– Messrs Typke & King to build a lab at the Crowned Chemical Works, Mitcham
– Mr JD Drewett to erect two cottages in Killick’s Road

10 June 1897:
Warehouse at Phipps’ Bridge road by Harland & son

10 June 1897:
10 houses in Graham rd by Mr HJ Vile of 4 Crieff Rd, Wandsworth

8 July 1897:
– Mr G Pitt of Mitcham to erect a cottage in Church rd Mitcham
– Mr J Burges, Norman rd, Merton to erect a butler’s pantry at the “Cedars”, Mitcham

21 October 1897:
– Mr JM Pitt of Mitcham to erect four houses Gladstone rd, Mitcham

4 November 1897:
E. Pearce of 264 Brixton rd, to erect stable & coach house at Graham rd, Mitcham

6 January 1898:
Mr CF Woodward of Graham avenue to erect four cottages in Church rd., Mitcham

20 January 1898:
RA Bush, Hall Place, Mitcham to erect four pairs semi-detached villas in Church street, Mitcham
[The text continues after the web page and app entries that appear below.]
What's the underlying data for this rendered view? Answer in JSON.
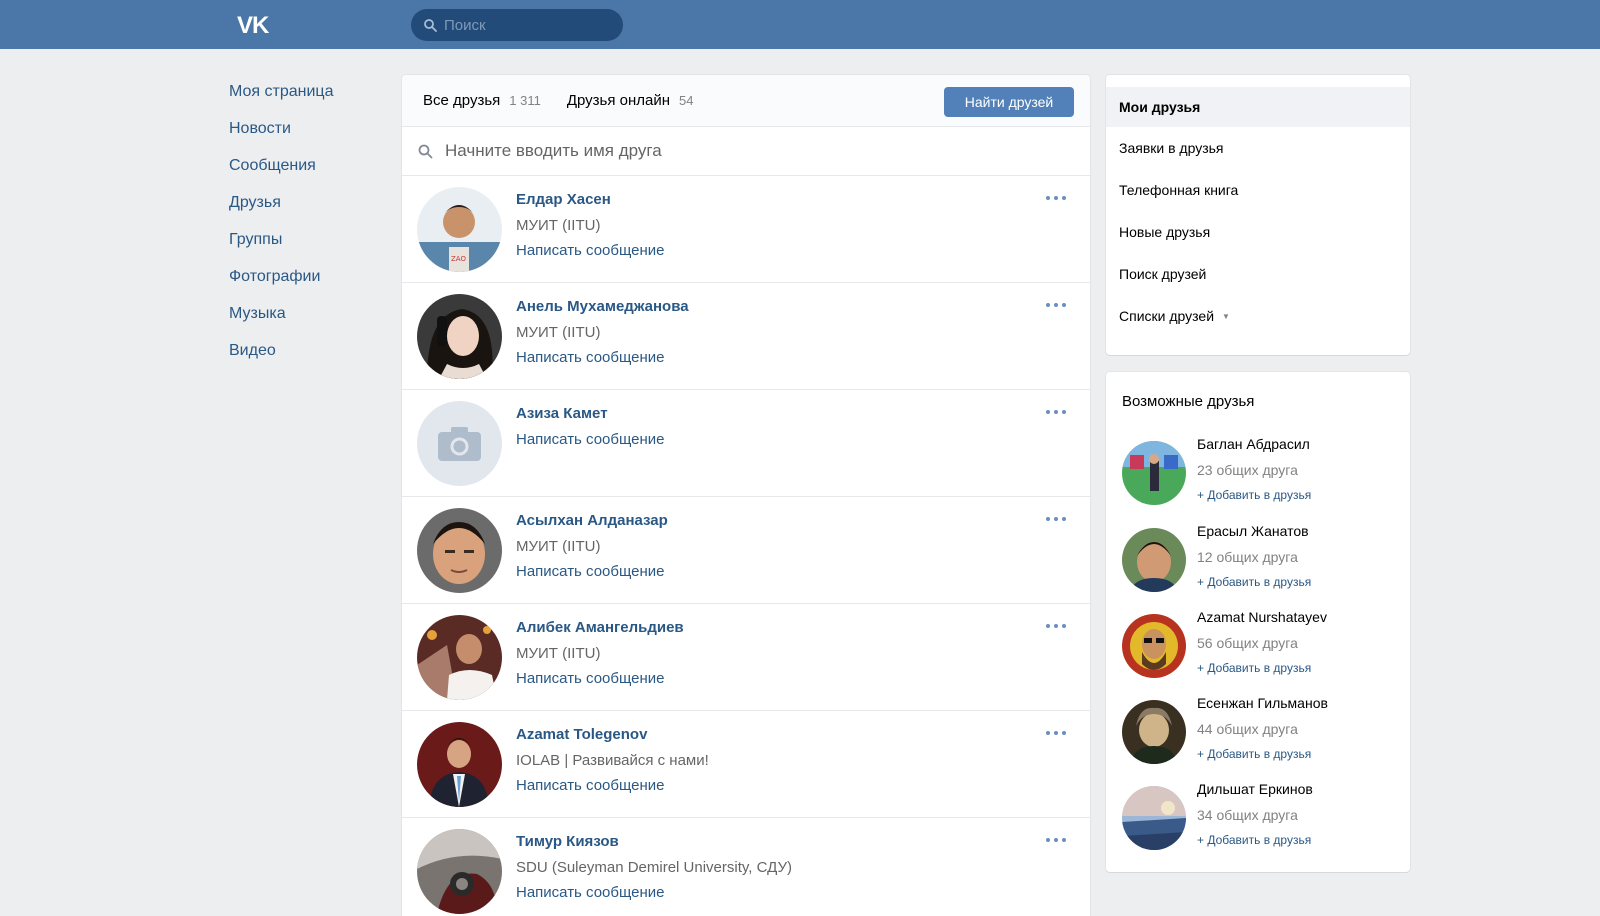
{
  "header": {
    "logo": "VK",
    "search_placeholder": "Поиск"
  },
  "left_nav": [
    {
      "label": "Моя страница"
    },
    {
      "label": "Новости"
    },
    {
      "label": "Сообщения"
    },
    {
      "label": "Друзья"
    },
    {
      "label": "Группы"
    },
    {
      "label": "Фотографии"
    },
    {
      "label": "Музыка"
    },
    {
      "label": "Видео"
    }
  ],
  "main": {
    "tabs": [
      {
        "label": "Все друзья",
        "count": "1 311"
      },
      {
        "label": "Друзья онлайн",
        "count": "54"
      }
    ],
    "find_button": "Найти друзей",
    "search_placeholder": "Начните вводить имя друга",
    "write_message": "Написать сообщение",
    "friends": [
      {
        "name": "Елдар Хасен",
        "sub": "МУИТ (IITU)",
        "avatar": "photo"
      },
      {
        "name": "Анель Мухамеджанова",
        "sub": "МУИТ (IITU)",
        "avatar": "photo"
      },
      {
        "name": "Азиза Камет",
        "sub": "",
        "avatar": "camera-placeholder"
      },
      {
        "name": "Асылхан Алданазар",
        "sub": "МУИТ (IITU)",
        "avatar": "photo"
      },
      {
        "name": "Алибек Амангельдиев",
        "sub": "МУИТ (IITU)",
        "avatar": "photo"
      },
      {
        "name": "Azamat Tolegenov",
        "sub": "IOLAB | Развивайся с нами!",
        "avatar": "photo"
      },
      {
        "name": "Тимур Киязов",
        "sub": "SDU (Suleyman Demirel University, СДУ)",
        "avatar": "photo"
      }
    ]
  },
  "right_menu": {
    "items": [
      {
        "label": "Мои друзья",
        "active": true
      },
      {
        "label": "Заявки в друзья"
      },
      {
        "label": "Телефонная книга"
      },
      {
        "label": "Новые друзья"
      },
      {
        "label": "Поиск друзей"
      },
      {
        "label": "Списки друзей",
        "caret": "▼"
      }
    ]
  },
  "possible_friends": {
    "title": "Возможные друзья",
    "add_label": "+ Добавить в друзья",
    "items": [
      {
        "name": "Баглан Абдрасил",
        "common": "23 общих друга"
      },
      {
        "name": "Ерасыл Жанатов",
        "common": "12 общих друга"
      },
      {
        "name": "Azamat Nurshatayev",
        "common": "56 общих друга"
      },
      {
        "name": "Есенжан Гильманов",
        "common": "44 общих друга"
      },
      {
        "name": "Дильшат Еркинов",
        "common": "34 общих друга"
      }
    ]
  },
  "colors": {
    "header_bg": "#4a76a8",
    "link": "#2a5885",
    "button": "#5181b8",
    "page_bg": "#edeef0"
  }
}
17 March 1898:
Perry & Reid of 9 John Street, Adelphi for erection of new public house “Buck’s Head”, Mitcham

20 April 1899:
Chapman, FC houses Fortescue Road
Mitcham & Cheam Brewery co. – offices, Lower Mitcham

14 May 1899
New road at Miles Road, Mitcham was approved in November 1898 at 36ft wide, but bye-laws had since changed to 40ft; committee decided not to insist on wider width as plans were approved before the change.

25 May 1899:
Taylor & Kinsett – six houses Pitcairn rd.
J. Wilson – 37 houses Gorringe Park, Mitcham

13 July 1899:
Taylor & Kinsett – 14 houses Pitcairn rd.

27 July 1899:
Chapman, FC – 2 houses Fortescue Road, Mitcham
W.M. Thompson for S Gedge – 6 houses, Mitcham Park Estate

27 September 1899:
– Dell, J – 2 cottages King’s Road, Mitcham
– Cruwys, R – shop, London Road

12 October 1899:
Geo. Pitt – new road, Century Road & 22 cottages on same
– Mr Dalton – 4 houses (8 tenements) Robinson Road

26 October 1899:
GH Stephenson – 3 shops & 12 cottages Miles Road
– J Tuckett – 11 houses (each 6 flats), Park & Robinson Road

9 November 1899:
Taylor & Kinsett – 18 houses Pitcairn rd.

14 December 1899:
– Moses & Carver – 6 houses Graham Road
– Fortescue & co. – 4 houses Marian road
– Mann, Crossman & Paulin – addition to Gladstone House, Mitcham

8 February 1900:
– G. Lawrence – 3 houses (4 tenements) Fortescue Road
– A. Dendy – 2 cottages Manor Farm, Upper Mitcham

Minutes of meetings held by the Croydon Rural District Council are available on request from the Merton Heritage and Local Studies Centre at Morden Library.